This superb 415-acre property has been set aside for agricultural research, development and education, lies within the rolling foothills and farm lands in south central Union County. The Center is a branch of the University of Georgia’s Department of Agriculture. The Center’s focus is on the area’s bio-diverse nature of the Southern Appalachian Ecosystem, and how they can contribute to the survival of a great variety of plant species with properties suitable for medicinal, craft and culinary uses.
The Georgia Mountain Research and Interpretive Center saw its’ beginning in 1935 as the Jarrett Apple House andamp; Orchards. Previously known as the historic Christa’s Farmhouse built in 1898. Today, gracing the front yard of the historic farmhouse, is a first-rate herb garden and informational kiosk.
There are other historic structures at the Research Center; like the stone Community Cannery Interpretive Center, constructed in 1935. This building was renovated in 2009 and serves as a Visitor's Center and classroom.
Additional featured structures are; a restored spring house, a rustic outdoor amphitheater, a picnic pavilion and tables, an enclosed food preparation building, a stone outdoor fireplace with extended stone curved seating, a large green house and barn facility, the administration office and other out buildings.
Of the many special features at the Center, is the Georgia Mountain Ethno-Botanic Gardens and Woodland Medicine Trail. Many of the wild plants found in these two gardens were saved from the destructive forces of regional development projects.
The Woodland Medicine Trail is a 1/4-mile loop through a typical lower elevation Appalachian forest. At the beginning of the trail is a rustic outdoor amphitheater for guidde group tours. Along the trail there are woodland wildflowers, herbs, ferns and shrubs. Of the many plants and medicinal herbs encountered along the trail, the endangered Lady Slippers, a plant species that finds a home here, nurtured by the woodland surroundings and rich soil. These delicate plants are native to local soil, climate and elevation and cannot be transplanted in other geographical regions (they won’t survive). Lady Slippers are a unique beauty to behold and photograph, normally they are found only in the wild.
The Ethno-Botanic Garden is located across from the Woodland Trailhead. The colorful wild flowers in the garden flourish, basking in the sunlight along the southern slope of a hill, while those needing more moisture thrive along the creek and in the bog garden. The plants contained in the garden are the types harvested and often cultivated by early regional inhabitants for a variety of medicinal, food, and craft uses. Upon entering the garden setting one passes through a covered trail-bridge crossing a small creek leading to a wooden deck trail. Crossing the covered bridge leaving the gardens, visitors will notice on the left rail a rustic birdhouse, push the button and it will tell you the story of the gardens. The platform trail travels either to the left, or right, then up the slope of the hill with individual terrace gardens located along the slope of the hill. The trail to the left also follows along the creek bank to a bog area. Bogs, or spring seeps, as they are also known, are mountain wetlands created on creek or stream floodplains, forming a unique water garden of wild plant life, a favorite to butterflies. The trail to the right also follows the creek to a bench swing fitted with covered roof. A wooden deck trail leads up the hill slope to a large vine covered trellis, fitted with benches.
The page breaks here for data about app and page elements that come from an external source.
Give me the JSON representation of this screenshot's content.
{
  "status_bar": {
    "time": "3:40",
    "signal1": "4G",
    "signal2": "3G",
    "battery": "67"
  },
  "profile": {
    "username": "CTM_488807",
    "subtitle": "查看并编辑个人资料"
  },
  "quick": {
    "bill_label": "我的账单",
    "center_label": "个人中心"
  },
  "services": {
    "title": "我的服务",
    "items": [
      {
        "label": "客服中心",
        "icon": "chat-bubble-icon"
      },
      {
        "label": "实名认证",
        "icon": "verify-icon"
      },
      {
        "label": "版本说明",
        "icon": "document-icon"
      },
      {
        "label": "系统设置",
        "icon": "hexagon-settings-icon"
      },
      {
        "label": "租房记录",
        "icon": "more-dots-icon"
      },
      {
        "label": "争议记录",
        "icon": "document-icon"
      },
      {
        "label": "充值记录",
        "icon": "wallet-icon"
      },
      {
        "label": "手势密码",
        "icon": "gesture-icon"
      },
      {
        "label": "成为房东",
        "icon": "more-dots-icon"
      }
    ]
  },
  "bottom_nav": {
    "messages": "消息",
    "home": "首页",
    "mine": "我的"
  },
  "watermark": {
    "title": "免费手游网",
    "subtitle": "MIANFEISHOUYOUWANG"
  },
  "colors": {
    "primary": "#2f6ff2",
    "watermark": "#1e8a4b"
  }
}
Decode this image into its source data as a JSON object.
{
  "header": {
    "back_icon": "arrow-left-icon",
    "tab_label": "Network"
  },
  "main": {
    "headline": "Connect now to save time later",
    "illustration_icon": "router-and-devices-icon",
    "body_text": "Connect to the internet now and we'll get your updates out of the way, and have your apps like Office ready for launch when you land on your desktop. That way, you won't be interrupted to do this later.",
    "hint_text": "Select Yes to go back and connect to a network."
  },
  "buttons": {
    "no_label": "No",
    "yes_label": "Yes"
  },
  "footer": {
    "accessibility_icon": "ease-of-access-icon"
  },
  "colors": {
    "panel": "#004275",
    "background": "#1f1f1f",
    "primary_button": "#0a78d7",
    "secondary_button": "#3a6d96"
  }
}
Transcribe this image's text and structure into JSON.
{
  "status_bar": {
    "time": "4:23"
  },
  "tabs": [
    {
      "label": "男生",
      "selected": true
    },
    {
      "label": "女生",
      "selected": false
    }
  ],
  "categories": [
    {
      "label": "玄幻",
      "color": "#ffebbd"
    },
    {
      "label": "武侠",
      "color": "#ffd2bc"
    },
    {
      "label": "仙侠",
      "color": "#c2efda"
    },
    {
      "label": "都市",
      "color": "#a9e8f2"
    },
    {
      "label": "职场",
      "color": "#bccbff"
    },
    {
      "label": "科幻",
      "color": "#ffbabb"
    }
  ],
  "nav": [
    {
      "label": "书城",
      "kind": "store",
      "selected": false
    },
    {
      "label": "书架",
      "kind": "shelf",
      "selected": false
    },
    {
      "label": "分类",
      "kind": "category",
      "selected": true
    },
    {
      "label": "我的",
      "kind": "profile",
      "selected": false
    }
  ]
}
Another fine feature located at the Ethno-Botanic Garden, the Woodland Trail, and Jarrett Apple House andamp; Herb Garden, are several informational kiosks, displaying a colorful mixed media rendition of each site and scene, created by local artist Zoe Schumaker.
Throughout the Georgia Mountain Research and Education Center are additional gardens, a large apple orchard, and small vineyard. These research areas are only occasionally open to the general public. Each September the orchards host a ‘Johnny Apple Seed Event,’ opened to local schools for kindergarten children.
The Center offers educational programs for children and adults. Guided tours of the Ethno-Botanic Garden and Woodland Medicine Trail are offered every Monday from 9 am to 1 pm (May through September) except on holidays. Special group tours are available by appointment only. For more information about these programs, email email@example.com.